Start of SUPPLIED MATERIAL

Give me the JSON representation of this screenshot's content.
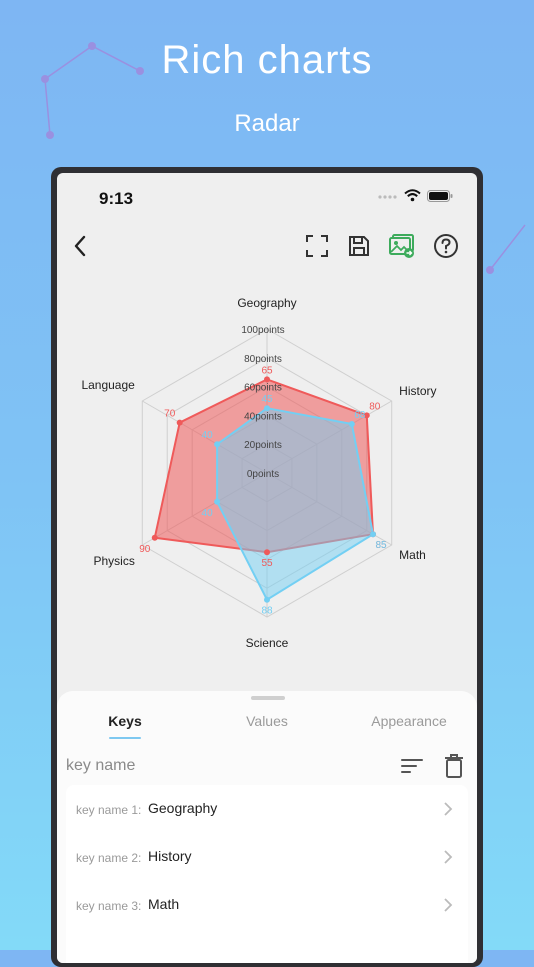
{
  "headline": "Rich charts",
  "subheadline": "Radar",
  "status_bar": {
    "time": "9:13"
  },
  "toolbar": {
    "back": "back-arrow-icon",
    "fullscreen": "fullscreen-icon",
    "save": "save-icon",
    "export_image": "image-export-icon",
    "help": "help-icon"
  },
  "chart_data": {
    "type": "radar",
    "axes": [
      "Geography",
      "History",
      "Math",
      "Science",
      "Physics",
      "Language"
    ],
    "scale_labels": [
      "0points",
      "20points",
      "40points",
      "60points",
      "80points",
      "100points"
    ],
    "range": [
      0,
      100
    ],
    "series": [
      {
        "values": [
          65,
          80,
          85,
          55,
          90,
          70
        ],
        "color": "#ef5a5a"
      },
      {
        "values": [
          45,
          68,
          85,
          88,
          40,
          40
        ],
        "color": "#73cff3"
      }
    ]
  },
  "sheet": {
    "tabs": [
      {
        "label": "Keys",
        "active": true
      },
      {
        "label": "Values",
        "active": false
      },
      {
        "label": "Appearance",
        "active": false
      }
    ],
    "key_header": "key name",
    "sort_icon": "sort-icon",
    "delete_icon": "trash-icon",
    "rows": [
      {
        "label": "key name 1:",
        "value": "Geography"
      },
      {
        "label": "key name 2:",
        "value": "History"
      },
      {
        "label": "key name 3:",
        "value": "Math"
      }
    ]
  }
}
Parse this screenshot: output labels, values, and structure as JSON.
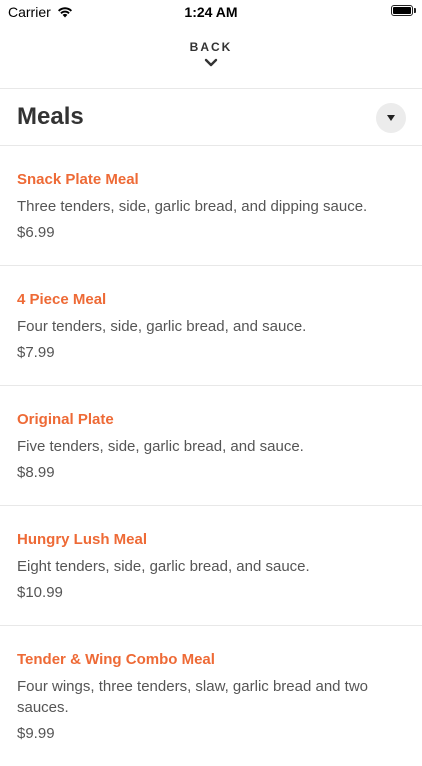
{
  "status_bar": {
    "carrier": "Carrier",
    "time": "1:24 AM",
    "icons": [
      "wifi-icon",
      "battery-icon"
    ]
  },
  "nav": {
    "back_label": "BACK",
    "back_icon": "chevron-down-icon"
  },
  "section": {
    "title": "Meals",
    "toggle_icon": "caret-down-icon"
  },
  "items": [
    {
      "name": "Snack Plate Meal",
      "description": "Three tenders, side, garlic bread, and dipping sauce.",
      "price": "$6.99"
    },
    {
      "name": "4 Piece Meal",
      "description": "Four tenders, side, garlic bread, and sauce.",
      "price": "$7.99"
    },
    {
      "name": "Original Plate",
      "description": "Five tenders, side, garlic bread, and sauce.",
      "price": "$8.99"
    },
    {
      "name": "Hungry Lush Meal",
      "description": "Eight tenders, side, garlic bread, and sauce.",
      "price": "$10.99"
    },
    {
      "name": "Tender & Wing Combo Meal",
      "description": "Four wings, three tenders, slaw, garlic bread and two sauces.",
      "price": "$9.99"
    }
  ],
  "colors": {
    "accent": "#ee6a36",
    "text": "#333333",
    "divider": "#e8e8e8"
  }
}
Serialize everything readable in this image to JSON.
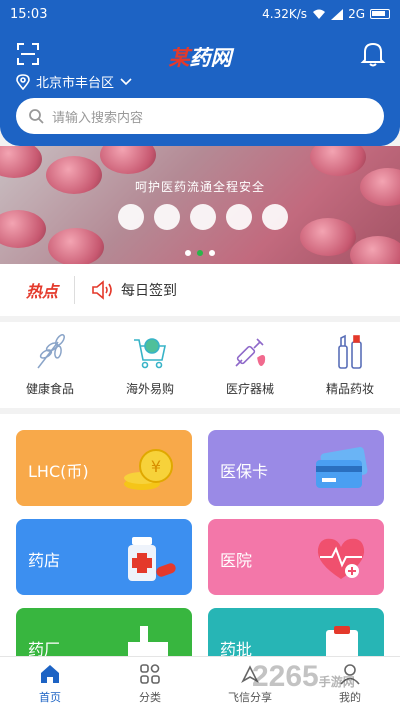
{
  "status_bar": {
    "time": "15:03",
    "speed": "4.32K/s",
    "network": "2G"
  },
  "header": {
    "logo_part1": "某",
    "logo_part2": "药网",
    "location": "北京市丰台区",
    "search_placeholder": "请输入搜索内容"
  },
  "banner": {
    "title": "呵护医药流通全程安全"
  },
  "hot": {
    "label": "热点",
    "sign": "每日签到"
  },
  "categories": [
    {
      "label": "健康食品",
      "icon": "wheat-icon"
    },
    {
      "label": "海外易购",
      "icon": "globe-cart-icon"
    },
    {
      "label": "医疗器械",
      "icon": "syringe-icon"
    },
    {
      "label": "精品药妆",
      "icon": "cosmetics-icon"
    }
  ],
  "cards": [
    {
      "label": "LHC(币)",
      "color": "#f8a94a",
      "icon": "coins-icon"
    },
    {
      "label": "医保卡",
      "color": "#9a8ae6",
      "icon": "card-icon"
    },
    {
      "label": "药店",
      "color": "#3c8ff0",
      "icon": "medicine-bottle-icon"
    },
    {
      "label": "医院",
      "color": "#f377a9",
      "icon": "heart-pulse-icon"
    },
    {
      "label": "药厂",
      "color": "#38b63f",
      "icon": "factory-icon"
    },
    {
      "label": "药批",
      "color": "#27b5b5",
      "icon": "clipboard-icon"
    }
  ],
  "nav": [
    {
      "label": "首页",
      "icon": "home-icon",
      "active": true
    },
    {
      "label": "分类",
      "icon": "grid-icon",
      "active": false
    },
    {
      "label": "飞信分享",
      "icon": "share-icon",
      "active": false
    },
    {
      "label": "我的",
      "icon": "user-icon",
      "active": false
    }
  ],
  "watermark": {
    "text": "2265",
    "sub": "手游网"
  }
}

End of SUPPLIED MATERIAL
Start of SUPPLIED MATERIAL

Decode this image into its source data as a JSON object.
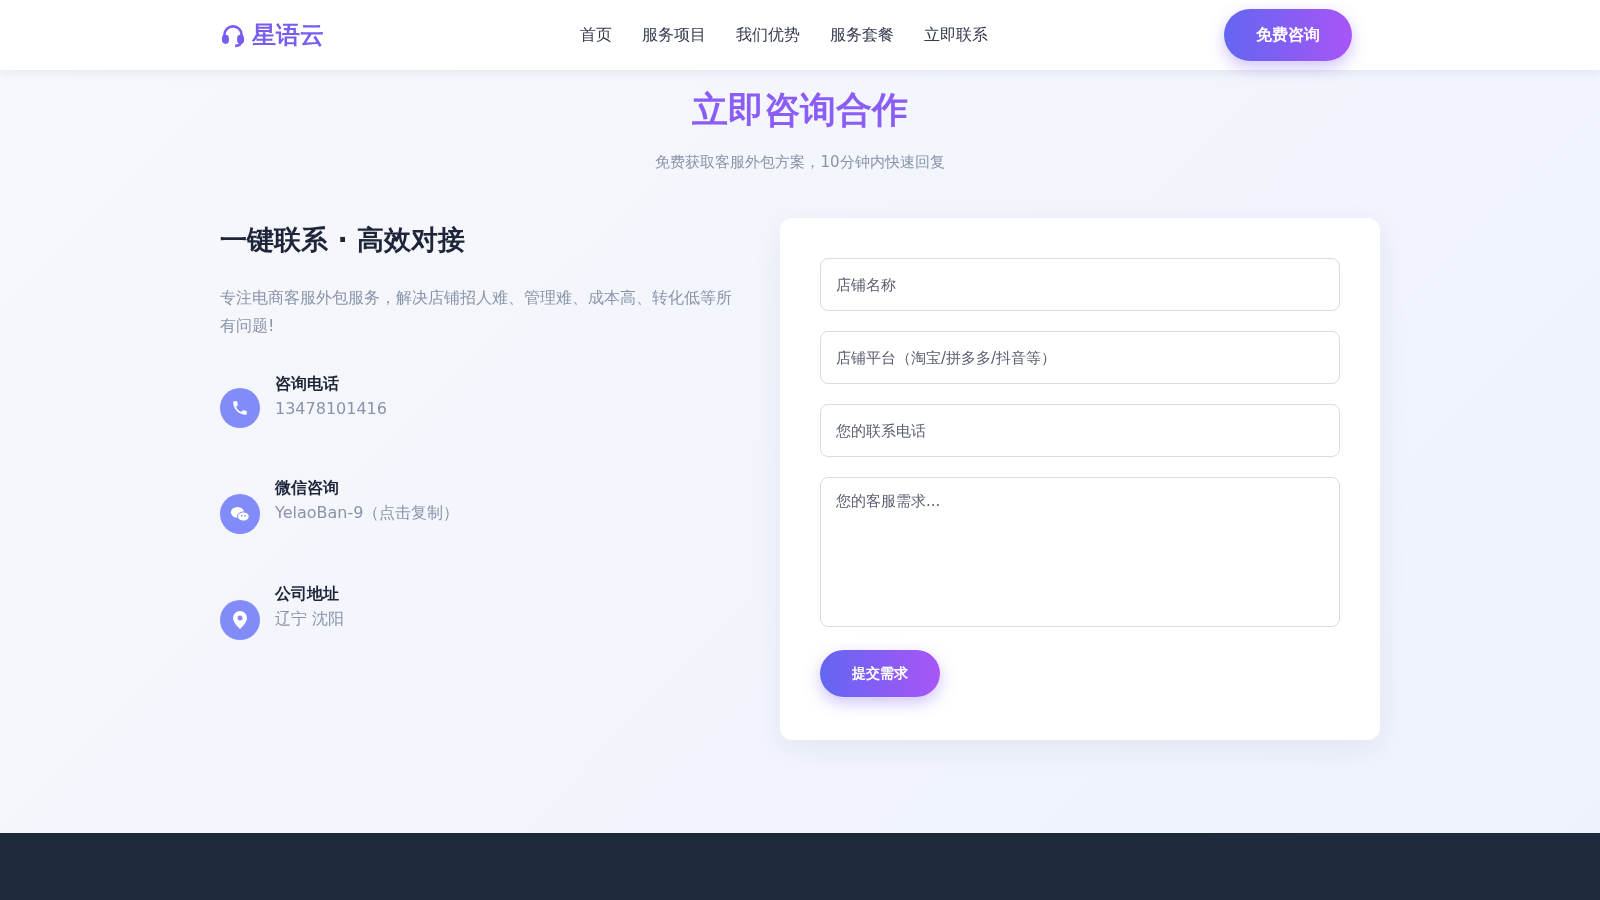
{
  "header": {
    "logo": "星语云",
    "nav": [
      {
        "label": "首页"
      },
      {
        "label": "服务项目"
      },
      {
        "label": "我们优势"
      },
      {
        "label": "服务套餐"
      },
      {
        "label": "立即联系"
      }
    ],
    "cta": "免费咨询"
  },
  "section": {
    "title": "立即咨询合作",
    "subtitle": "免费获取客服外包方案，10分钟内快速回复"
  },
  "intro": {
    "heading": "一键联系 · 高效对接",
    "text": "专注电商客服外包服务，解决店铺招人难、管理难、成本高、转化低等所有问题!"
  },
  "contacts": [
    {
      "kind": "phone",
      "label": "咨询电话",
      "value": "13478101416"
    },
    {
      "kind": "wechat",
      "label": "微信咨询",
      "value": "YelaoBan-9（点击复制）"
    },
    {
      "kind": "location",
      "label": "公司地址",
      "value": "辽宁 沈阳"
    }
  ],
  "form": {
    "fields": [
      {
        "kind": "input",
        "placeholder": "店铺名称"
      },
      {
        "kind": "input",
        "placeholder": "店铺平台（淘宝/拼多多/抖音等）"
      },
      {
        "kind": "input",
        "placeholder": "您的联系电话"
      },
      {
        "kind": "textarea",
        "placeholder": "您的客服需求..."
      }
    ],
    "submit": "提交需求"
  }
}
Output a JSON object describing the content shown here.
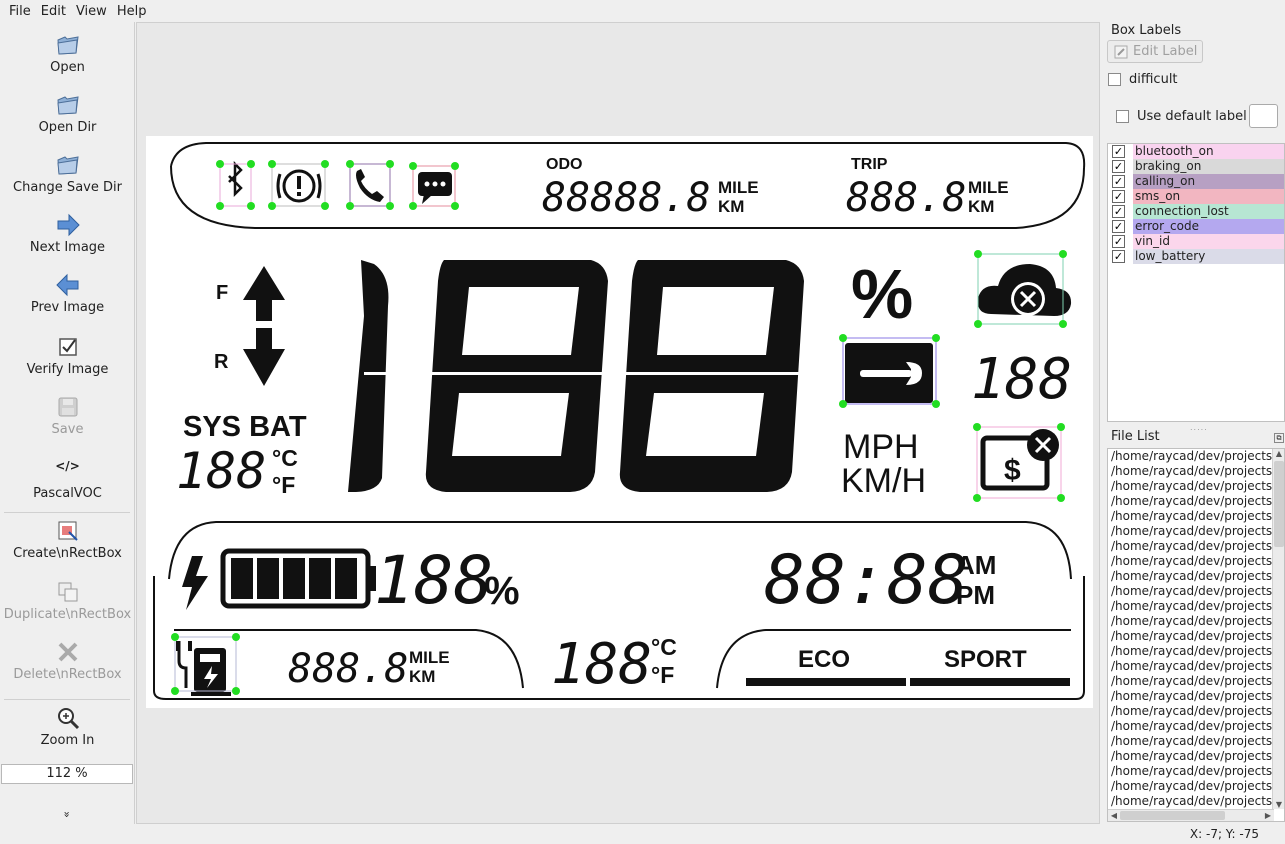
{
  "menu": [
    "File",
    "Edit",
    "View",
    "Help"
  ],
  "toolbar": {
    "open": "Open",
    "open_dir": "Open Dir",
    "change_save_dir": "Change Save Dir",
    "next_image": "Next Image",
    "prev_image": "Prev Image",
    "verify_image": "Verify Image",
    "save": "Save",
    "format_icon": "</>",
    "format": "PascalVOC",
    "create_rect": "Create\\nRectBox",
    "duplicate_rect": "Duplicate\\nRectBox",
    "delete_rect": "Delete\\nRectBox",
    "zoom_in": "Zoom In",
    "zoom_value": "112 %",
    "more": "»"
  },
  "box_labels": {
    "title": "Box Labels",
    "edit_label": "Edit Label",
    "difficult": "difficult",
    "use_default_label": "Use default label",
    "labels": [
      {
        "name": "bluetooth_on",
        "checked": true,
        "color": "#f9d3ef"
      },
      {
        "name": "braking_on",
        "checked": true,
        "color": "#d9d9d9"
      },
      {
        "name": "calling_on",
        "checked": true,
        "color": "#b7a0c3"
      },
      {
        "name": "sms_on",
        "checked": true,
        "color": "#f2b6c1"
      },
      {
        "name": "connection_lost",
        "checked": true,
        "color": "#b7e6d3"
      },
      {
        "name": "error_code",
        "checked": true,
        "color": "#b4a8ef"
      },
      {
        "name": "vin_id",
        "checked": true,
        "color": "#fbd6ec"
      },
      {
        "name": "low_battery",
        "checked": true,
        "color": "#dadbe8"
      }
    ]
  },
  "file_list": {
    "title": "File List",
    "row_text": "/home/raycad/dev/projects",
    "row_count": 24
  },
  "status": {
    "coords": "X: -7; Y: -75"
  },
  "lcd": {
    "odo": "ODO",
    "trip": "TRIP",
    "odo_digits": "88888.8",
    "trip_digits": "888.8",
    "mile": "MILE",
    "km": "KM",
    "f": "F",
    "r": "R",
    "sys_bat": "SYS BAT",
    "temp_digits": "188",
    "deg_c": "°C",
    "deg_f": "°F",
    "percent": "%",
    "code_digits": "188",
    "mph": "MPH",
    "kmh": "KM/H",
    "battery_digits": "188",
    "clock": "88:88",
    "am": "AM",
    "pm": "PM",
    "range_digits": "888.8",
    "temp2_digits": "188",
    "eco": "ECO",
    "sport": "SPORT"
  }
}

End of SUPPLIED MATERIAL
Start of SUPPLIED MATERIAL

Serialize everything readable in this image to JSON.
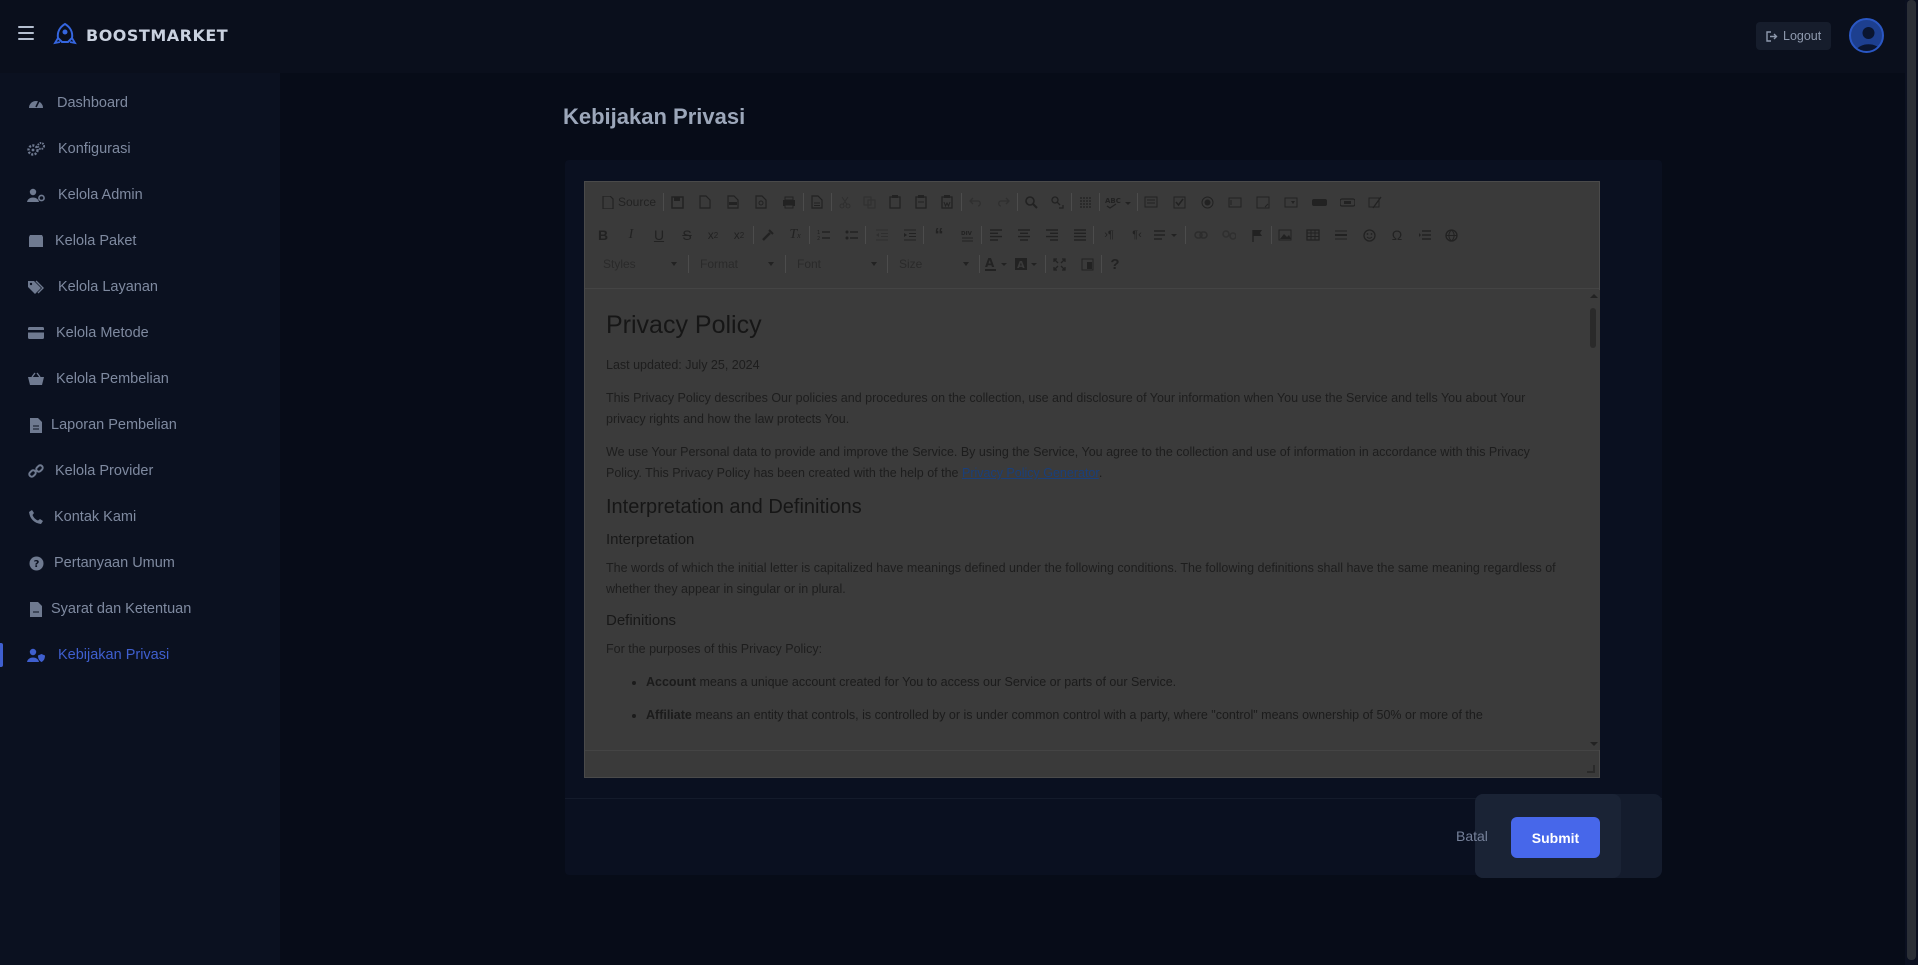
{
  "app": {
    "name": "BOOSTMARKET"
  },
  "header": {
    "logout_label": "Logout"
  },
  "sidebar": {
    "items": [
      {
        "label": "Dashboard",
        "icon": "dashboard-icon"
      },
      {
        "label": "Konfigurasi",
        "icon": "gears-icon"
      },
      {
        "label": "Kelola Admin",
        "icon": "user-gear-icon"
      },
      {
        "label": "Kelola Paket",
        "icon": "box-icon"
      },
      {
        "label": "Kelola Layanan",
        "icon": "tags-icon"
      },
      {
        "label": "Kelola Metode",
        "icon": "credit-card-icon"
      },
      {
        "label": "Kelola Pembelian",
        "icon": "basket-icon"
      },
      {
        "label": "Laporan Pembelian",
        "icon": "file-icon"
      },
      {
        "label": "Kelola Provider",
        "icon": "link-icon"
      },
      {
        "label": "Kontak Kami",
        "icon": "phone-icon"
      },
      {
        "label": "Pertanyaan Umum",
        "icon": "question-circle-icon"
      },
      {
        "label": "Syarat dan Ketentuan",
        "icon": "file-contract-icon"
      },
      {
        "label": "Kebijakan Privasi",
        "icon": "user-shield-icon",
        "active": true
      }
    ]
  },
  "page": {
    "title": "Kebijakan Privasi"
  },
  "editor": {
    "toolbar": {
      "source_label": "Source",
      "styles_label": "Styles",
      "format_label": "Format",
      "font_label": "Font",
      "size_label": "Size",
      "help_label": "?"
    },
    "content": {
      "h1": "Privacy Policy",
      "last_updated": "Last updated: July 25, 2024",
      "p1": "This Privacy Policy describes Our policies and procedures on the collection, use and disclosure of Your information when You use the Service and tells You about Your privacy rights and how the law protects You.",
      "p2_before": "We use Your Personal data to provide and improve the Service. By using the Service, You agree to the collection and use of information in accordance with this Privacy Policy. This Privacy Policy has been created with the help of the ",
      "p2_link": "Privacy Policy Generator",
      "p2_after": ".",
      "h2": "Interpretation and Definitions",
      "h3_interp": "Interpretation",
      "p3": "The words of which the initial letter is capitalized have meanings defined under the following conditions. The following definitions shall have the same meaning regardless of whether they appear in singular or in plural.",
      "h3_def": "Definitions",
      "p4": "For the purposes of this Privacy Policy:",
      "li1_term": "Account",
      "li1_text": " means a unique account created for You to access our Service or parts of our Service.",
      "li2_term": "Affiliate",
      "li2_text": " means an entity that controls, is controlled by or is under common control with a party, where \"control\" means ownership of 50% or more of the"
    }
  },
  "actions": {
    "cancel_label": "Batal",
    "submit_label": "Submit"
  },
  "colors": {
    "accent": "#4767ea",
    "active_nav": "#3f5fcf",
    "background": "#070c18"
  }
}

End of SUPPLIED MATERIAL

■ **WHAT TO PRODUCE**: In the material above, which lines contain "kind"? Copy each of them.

■ **EXERCISE ANSWER**:
      "kind": "phone",
      "kind": "wechat",
      "kind": "location",
        "kind": "input",
        "kind": "input",
        "kind": "input",
        "kind": "textarea",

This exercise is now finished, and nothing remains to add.